The Tana River and Athi River basins are the first and second largest basins in Kenya respectively. The two basins are known to experience flooding during the long (March- April-May) and short (October-November- December) rains and this causes great impact on vulnerable communities living in Garissa, Tana River and Kilifi counties. Some of the impact of the flooding includes; displacement, death, destruction of property, disruption of access to essential health care and
related services, irrigation systems and farm equipment, road infrastructure, livelihoods and key installations such as water, sanitation and hygiene facilities.
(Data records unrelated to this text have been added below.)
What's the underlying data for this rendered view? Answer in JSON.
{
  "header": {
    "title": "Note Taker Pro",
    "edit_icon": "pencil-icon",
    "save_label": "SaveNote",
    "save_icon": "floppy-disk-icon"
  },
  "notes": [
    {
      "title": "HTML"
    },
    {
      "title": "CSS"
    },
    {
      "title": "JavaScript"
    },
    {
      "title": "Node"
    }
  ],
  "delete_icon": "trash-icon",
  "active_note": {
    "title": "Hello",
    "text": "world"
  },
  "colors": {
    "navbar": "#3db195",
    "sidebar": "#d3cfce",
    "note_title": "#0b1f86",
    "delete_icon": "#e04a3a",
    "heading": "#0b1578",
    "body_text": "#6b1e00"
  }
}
As if that is not enough, these impacts take back the development gains made.
The African continent has a very diverse climatic profile ranging from equatorial to desert with variable levels of rainfall and water flow. In the last 50 years, this variability has been increasingly exacerbated by effects of climate change. Indeed, flood-related impacts and associated economic losses have been on the rise in Africa2, and with the earth continuing to warm, these losses are likely to rise without effective and context-specific mitigation measures being put in place.
Kenya is mostly affected by mudslides and floods during two rainfall seasons, namely March-April-May (MAM) and October-November-December (OND). These landslides, floods and mudslides more often than not lead to loss of human lives, destruction of houses, displacement of people, livestock deaths, and loss of livelihoods among other impacts. This paper highlights the use of earth observation satellite imageries from the Airbus Foundation for post-disaster impact assessment during the 2019 OND rainfall season to support an effective response. On the 23rd of November 2019 during the OND rainfall season, mudslides and floods occurred in West Pokot, disrupting road accessibility, loss of human lives, loss of livelihoods, house destruction, and displacement of people.
This review article provides an analysis of cyclic variations in East Africa that indicate a catastrophic famine event. Using historical and contemporary data, we examine the cycles of drought and famine that have occurred in the region over the past centuries. Our analysis reveals that the frequency and severity of droughts and famines in East Africa have increased significantly in recent decades, with a clear cyclic pattern that suggests a looming catastrophic event in 2028-2035. We explore the underlying causes of these cycles, including climate change, population growth, and political instability, and consider the implications of our findings for future food security and humanitarian aid efforts in the region. Ultimately, this analysis highlights the urgent need for proactive measures to prevent and mitigate the impact of catastrophic famine events in East Africa.